“How Genetic Genealogy Brought Buckskin Girl Home After 37 Years”
Colleen Fitzpatrick, PhD, Wednesday, May 15, 2019, 7:00pm
Yorba Linda Community Center
On April 24, 1981, the body of a young woman was found in a ditch along Greenlee Road in Newton Township, Ohio. The coroner officially ruled her death as the result of strangulation. She was nicknamed “Buckskin Girl,” after the tasseled buckskin jacket that she had been wearing at the time of her death. Early efforts to identify “Buckskin Girl” involved the creation of a facial sketch published in local newspapers and on television networks. About two hundred leads were followed as a result of the media attention, yet none resulted in her identification. Learn the fascinating collaborative story of how Colleen used forensic genealogy to solve the case.

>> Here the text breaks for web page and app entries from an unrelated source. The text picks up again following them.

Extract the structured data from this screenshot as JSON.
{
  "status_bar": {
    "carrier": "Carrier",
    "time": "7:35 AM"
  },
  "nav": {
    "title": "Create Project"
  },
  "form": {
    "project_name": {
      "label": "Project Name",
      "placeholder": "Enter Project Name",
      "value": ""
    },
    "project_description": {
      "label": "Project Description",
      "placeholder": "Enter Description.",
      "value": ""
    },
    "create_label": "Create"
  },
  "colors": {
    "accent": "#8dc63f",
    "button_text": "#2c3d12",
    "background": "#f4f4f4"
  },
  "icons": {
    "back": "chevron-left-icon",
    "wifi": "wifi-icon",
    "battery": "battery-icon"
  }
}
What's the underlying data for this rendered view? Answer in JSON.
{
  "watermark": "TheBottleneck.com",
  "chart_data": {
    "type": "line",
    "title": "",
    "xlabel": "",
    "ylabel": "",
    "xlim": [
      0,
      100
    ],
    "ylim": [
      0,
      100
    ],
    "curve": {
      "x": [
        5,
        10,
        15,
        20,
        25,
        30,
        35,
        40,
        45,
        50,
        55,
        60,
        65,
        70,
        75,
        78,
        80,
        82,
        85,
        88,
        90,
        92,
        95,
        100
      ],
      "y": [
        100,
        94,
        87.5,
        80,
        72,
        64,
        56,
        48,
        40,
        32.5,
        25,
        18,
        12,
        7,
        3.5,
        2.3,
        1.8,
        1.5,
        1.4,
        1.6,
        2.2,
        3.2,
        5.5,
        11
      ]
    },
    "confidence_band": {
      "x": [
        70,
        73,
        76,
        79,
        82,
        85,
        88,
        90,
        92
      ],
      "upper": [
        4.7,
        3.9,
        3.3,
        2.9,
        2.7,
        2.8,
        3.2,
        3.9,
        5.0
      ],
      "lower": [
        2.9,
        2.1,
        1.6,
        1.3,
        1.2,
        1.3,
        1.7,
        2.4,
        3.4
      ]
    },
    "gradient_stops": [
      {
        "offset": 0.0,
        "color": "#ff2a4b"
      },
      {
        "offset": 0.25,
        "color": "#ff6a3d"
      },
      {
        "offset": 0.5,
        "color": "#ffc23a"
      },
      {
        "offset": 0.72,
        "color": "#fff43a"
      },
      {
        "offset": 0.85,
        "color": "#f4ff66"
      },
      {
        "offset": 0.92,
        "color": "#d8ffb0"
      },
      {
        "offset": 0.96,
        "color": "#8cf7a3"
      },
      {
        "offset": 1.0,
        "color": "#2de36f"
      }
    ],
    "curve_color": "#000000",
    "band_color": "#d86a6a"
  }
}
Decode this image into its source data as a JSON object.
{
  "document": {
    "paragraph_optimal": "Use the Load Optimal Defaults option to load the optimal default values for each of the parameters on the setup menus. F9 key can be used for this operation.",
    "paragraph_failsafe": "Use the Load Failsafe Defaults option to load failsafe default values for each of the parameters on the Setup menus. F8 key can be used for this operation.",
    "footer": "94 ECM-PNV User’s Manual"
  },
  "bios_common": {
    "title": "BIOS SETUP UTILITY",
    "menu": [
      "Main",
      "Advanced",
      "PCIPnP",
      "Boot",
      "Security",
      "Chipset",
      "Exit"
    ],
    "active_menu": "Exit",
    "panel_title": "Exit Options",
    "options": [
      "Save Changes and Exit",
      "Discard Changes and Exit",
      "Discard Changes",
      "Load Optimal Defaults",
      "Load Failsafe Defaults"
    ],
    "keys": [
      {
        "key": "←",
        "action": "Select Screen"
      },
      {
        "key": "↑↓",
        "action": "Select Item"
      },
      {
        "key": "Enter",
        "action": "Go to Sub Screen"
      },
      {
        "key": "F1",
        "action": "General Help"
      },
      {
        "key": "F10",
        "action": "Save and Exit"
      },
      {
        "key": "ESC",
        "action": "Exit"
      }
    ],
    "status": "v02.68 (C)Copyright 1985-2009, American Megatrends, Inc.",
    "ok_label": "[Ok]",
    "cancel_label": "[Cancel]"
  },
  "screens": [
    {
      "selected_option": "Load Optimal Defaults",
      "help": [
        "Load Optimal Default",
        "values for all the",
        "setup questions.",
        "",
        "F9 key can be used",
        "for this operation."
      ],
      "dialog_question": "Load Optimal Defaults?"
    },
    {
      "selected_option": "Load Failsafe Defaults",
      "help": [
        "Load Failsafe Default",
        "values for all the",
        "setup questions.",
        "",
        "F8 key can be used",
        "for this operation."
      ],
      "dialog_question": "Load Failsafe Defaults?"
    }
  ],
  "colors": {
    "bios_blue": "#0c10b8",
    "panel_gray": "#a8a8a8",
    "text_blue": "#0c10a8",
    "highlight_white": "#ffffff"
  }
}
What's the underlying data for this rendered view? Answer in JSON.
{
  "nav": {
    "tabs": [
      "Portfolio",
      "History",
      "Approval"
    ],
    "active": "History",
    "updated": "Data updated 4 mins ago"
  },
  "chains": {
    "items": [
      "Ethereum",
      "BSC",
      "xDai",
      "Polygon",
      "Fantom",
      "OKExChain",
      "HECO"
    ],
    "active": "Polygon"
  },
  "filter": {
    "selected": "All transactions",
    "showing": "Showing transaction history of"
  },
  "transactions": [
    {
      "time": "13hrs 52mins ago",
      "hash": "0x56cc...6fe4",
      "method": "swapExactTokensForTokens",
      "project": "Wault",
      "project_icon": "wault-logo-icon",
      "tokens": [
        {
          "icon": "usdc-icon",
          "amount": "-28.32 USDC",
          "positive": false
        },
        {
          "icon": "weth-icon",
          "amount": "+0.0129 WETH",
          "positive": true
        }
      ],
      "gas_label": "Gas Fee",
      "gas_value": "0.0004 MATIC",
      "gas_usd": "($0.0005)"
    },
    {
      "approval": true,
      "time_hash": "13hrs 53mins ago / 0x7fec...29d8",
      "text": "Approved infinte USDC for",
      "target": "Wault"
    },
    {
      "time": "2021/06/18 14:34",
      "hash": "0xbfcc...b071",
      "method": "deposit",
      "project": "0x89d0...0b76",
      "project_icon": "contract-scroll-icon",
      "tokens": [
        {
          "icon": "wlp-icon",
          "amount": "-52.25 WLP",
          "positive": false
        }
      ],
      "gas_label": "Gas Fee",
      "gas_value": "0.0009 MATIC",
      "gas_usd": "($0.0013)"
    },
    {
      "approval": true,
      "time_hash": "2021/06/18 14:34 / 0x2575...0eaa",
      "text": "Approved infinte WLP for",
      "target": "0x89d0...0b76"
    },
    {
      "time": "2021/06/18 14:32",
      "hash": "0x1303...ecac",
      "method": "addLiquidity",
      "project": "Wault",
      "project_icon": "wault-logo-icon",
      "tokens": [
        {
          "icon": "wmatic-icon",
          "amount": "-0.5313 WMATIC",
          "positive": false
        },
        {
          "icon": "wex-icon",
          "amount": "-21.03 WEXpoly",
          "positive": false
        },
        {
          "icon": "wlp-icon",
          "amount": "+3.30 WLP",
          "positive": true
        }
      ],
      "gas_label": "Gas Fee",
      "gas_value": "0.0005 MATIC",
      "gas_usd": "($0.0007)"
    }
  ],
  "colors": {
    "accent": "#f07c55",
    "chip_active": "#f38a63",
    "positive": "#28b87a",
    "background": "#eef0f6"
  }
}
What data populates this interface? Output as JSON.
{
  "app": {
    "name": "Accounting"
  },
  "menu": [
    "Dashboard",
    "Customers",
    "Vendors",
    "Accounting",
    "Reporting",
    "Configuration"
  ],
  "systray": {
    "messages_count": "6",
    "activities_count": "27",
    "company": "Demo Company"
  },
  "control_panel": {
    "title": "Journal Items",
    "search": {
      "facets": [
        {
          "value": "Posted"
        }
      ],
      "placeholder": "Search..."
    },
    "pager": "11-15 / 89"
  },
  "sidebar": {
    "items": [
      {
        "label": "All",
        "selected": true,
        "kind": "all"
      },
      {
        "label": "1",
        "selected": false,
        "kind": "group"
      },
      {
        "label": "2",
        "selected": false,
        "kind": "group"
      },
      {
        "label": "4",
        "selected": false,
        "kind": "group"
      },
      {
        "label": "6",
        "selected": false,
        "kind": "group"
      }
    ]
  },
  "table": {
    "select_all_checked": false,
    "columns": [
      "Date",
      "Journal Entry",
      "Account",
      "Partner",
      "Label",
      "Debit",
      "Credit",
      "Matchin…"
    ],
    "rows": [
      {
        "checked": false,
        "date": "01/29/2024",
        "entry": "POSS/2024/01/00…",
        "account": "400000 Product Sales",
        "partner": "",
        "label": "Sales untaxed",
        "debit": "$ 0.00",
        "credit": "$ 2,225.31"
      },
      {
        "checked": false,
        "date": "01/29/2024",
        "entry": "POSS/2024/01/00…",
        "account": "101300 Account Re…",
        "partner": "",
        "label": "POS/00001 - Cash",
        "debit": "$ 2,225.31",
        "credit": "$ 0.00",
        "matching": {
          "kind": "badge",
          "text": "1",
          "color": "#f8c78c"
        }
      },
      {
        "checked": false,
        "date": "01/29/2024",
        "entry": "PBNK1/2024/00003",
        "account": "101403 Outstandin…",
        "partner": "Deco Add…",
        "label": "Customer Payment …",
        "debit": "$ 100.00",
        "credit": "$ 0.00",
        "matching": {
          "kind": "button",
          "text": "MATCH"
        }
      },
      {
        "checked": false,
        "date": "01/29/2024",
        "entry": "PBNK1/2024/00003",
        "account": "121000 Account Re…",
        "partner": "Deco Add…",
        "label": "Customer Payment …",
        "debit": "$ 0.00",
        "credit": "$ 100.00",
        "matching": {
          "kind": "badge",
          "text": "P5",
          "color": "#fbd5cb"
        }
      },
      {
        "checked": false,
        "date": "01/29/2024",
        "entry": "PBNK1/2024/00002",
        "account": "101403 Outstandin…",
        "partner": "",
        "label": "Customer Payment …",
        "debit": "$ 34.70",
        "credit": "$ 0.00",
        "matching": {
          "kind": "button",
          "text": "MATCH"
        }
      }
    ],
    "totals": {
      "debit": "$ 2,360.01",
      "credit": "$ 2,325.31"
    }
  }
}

Dr. Fitzpatrick, the founder of Identifinders International, is widely recognized as the founder of modern forensic genealogy. She has investigated numerous cold case homicides for law enforcement using genetic genealogy analysis. She is Co-Executive Director of the DNA Doe Project (DDP), applying autosomal SNP analysis to the identification of a John or Jane Doe, sometimes decades old. Her collaborations include the Armed Forces DNA Identification Laboratory, the US Army Casualty and Mortuary Affairs Office, the Simon Wiesenthal Center in Jerusalem, the University of Arizona. Harvard Medical School and other noted professional organizations. She is an Associate Member of the American Academy of Forensic Science (AAFS).